Dougherty County wants to continue current LOST split

Dougherty County Commissioners discuss agenda items at Monday’s morning work session. (Staff Photo: Brad McEwen)

Dougherty County Commissioners discuss agenda items at Monday’s morning work session. (Staff Photo: Brad McEwen)

ALBANY — The Dougherty County Commission voted unanimously at a special called meeting Monday to continue the current 40 percent/60 percent split of Local Option Sales Tax (LOST) funds between the county and the city of Albany.

Under the current agreement, in place nearly 20 years, the city would receive 60 percent of the LOST funds and the county would collect 40 percent. The two parties have been discussing a new percentage split of those funds, but have failed to reach an agreement.

The county’s decision to finally take action comes on the heels of the Georgia Supreme Court ruling that courts cannot settle disputes over the distribution of local-option sales tax revenues.

County Attorney Spencer Lee advised the commission that the court’s ruling could have a negative effect on taxpayers if the two sides did not file a new distribution certificate with the Georgia Department of Revenue before Thursday. Lee stated that if an agreement was not filed, both entities were in danger of not receiving future LOST proceeds.

“This community, out taxpayers, do not deserve a disruption of service,” Commission Chairman Jeff “Bodine” Sinyard said. “We feel very strongly this is the right thing to do.”

In order for any agreement to be put in place, the Albany City Commission would have to agree with the county’s decision. The Albany City Commission is expected to discuss the matter at its work session this morning.

In addition to Monday’s called meeting, the commission also met at it’s regular work session where commissioners learned they will soon have to choose between spending $300,000 to rebuild the landfill’s primary bulldozer or spend $700,000 to purchase a new machine.

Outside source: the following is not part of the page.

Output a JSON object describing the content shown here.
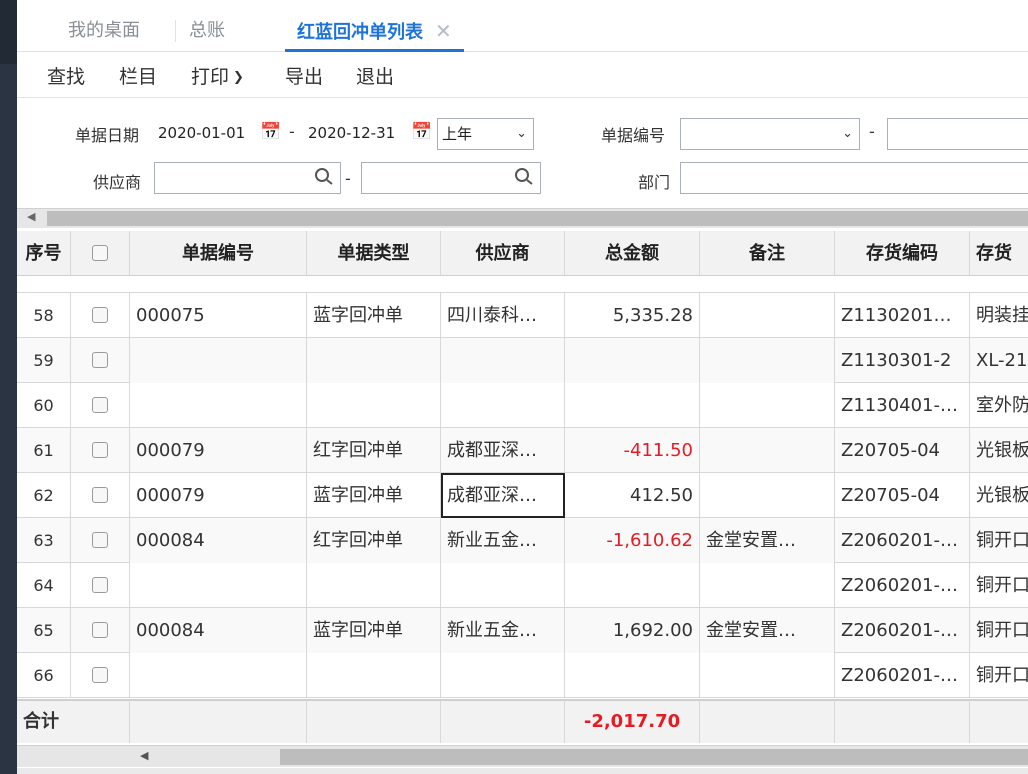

Solid Waste Director Scott Addison proposed the board spend $299,467 to have sole source vendor Yancey Caterpillar of Albany rebuild the 2007 bulldozer.

According to Addison, Yancey has the ability to completely refurbish the bulldozer to “like new” condition and provide the county with a five-year, 10,000-hour warranty on the work.

Addison informed the commission that the solid waste department has opted to rebuild other pieces of equipment in the past and feels confident in taking this approach to getting the department’s most heavily used machine back up and running.

“That bulldozer is used from the time we open the gates til we close everyday,” Addison said. “This piece of equipment is not operational.”

Addison said if the county decided to go forward with the rebuild, the department expected to get another six to seven years of use out of the machine.

Before making a decision, however, commissioner Jack Stone wants Addison to investigate the possibility of purchasing a new bulldozer. Stone said that Addison’s $300,000 for a rebuild instead of $700,000 for a new model, comparison illustrating potential cost savings, did not include the bulldozer’s current trade or resale value.

Stone made the argument that if they could get perhaps $200,000 for the bulldozer then it might be worth spending the additional $500,000 to get a brand new machine.

“Three hundred thousand is a lot to spend on a used machine, ” Stone said. “Let’s look at the trade in value. We might be able to get a good deal on a new one.”

Addison hopes to have the machine appraised and get get quotes on buying a new machine after trading in the current bulldozer before the commission’s next scheduled meeting.

In addition to Addison’s proposal the commission also heard from Alice Goseer-Jenkins, county Human Resources Director, about two changes affecting county employees.

Beginning this fall, county employees will be using a new Employee Self Service System to update their records and to enroll in benefits.

The online system will allow employees to complete activities such as updating W-4 information, signing up for direct deposit, change the bank receiving the deposit, change their mailing address and access pay stubs electronically.

Goseer-Jenkins said once employees begin the open enrollment process, her department will be available to walk them through the benefit enrollment process.

The county commission is scheduled to vote on these issues its next meeting on Oct. 21.